Assignment >> Below are some records; find each line that carries the word "false" and copy it.

Records for this task below:

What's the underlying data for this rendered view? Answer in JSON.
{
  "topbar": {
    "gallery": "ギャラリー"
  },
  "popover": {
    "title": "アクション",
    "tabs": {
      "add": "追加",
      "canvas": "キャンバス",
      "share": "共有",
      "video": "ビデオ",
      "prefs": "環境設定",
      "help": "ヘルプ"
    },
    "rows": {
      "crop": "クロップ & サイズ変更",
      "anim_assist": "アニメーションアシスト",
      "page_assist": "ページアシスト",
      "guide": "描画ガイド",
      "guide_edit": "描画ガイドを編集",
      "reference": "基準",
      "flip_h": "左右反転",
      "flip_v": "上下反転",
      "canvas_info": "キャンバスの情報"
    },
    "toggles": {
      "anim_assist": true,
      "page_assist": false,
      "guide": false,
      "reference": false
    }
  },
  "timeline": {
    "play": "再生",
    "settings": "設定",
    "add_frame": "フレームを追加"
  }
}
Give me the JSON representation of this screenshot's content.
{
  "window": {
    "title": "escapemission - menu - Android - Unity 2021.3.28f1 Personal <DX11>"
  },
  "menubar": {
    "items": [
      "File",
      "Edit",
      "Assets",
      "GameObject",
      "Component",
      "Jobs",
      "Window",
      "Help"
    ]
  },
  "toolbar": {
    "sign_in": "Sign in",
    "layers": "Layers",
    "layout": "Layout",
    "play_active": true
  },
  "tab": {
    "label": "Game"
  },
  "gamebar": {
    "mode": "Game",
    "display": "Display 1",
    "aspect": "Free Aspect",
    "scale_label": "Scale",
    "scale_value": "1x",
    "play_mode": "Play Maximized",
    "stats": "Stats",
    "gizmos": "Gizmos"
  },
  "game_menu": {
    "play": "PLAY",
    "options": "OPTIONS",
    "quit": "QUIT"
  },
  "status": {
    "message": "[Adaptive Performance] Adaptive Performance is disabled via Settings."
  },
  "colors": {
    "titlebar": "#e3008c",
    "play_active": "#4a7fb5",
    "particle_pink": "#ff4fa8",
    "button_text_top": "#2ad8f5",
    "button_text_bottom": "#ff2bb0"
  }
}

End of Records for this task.

Finished task >>
      "page_assist": false,
      "guide": false,
      "reference": false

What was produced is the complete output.